Finally, I also picked up Hades this week, the latest release by Supergiant Games. I’ve never seriously played any of Supergiant’s previous releases; I tried but wasn’t hooked by Bastion, wasn’t enticed by Transistor’s aesthetic, and heard questionable things about Pyre. Ultimately, I ended up falling into Hades via a predictable route: my feed wouldn’t stop talking about how its opening sequence was a gorgeous debut by Studio Grackle, through which I learned Hades was actually a roguelike, and thus almost certainly My Jam.
Readers, Hades could not be any more my jam if it tried. First off, this game has some of the best character designs I’ve seen in years, featuring gorgeous art that’s rich in personality and detail, paired with a slew of gods that feel like genuinely fresh takes on the Greek pantheon.

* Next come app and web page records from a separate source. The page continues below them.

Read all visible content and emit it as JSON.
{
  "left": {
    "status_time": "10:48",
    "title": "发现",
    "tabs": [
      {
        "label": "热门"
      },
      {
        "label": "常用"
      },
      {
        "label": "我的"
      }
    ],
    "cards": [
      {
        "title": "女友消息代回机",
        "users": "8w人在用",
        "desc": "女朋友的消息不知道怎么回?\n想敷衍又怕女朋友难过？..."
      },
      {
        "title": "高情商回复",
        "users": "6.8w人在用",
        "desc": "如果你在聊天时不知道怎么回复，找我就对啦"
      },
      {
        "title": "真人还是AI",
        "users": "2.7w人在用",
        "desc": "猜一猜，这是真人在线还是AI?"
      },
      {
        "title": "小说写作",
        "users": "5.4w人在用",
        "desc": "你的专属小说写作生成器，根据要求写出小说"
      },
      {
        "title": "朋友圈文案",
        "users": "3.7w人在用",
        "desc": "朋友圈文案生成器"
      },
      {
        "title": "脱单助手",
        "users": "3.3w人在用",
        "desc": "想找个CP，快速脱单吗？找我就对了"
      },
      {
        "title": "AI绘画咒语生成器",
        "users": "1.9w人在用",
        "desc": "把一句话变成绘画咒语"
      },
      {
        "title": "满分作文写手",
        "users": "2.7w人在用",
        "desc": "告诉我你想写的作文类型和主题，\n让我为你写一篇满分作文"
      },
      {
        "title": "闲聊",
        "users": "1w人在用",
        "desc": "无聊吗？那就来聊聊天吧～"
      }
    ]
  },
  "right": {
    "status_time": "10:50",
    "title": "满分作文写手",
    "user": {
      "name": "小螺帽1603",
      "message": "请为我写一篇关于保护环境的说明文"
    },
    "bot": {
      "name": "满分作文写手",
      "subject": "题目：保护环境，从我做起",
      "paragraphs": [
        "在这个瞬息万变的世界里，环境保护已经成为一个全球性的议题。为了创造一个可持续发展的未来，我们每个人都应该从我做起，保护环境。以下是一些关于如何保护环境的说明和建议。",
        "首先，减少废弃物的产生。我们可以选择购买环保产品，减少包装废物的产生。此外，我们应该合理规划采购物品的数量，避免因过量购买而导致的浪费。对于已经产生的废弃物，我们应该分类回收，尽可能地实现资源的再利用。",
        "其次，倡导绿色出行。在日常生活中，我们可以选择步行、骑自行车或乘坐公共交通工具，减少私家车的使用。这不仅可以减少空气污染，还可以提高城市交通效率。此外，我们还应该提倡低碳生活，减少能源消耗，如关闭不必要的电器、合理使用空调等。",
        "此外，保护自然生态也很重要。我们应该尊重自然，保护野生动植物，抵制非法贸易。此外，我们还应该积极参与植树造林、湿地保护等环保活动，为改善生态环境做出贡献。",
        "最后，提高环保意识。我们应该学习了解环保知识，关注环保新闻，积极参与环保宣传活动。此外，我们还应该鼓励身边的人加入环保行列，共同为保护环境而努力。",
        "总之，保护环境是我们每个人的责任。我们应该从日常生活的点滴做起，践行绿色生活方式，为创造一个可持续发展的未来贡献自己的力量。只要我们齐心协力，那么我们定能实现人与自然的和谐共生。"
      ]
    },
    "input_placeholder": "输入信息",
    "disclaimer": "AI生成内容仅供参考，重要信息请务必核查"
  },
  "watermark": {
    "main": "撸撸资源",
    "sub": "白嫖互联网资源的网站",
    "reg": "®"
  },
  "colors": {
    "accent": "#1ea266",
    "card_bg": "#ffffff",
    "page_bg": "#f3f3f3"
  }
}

Their personalities and relationships are fleshed out slowly, over the course of repeated runs that make the best narrative use I’ve seen of a roguelike’s gameplay mechanics.
In general, roguelikes are built around repetition – you run the dungeon, you hopefully retrieve some materials to make your subsequent runs easier, you die, you run the dungeon again. A repetitive loop like that doesn’t naturally lend itself to a continuous, ongoing narrative – but here, Zagreus’ repeated attempts to escape his father’s prison are acknowledged in-game as a perpetual, ongoing rebellion, and thus each time you return to the start in Tartarus, you share the latest news with your various associates, and develop their relationships accordingly.
The way Tartarus evolves across your runs isn’t unprecedented or anything (Hollow Knight did a less pronounced version of the same thing), but it’s integrated so gracefully into your experience that it’s hard to find a meaningful comparison point. Rather than an arbitrary, system-based understanding, you come to an emotional understanding of Zagreus’ failures, with repeated runs and overheard conversations consistently expanding your understanding of your world and its inhabitants. Crucial to this is Hades’ incredibly generous slate of unique and context-specific dialogue; everyone always has something new to say, and frequently, they’ll be responding to the immediate conditions of your latest run.
But great art design and structural elegance can only go so far – ultimately, it’s Hades’ phenomenal gameplay that makes it impossible to put down. Hades plays like Diablo if it were designed for players raised on Dark Souls and Hollow Knight – the combat is fast and incredibly precise, with a relatively low floor, stratospheric ceiling, and plenty of ways to demonstrate your personal flair. The game hits an incredibly satisfying balance of run-specific resources and permanent gains; you could do ten runs in a row and never use a similar build, while still feeling like you’re making steady progress via your accumulating upgrade resources. Victories are simultaneously hard-earned and inevitable, which is a hard balance to strike, but incredibly satisfying in practice.
In total, Hades has been dazzling me on all counts, and even now I’m mostly just thinking about playing more of it. You know what, I think I’m actually going to go do that. Have a good week, everyone!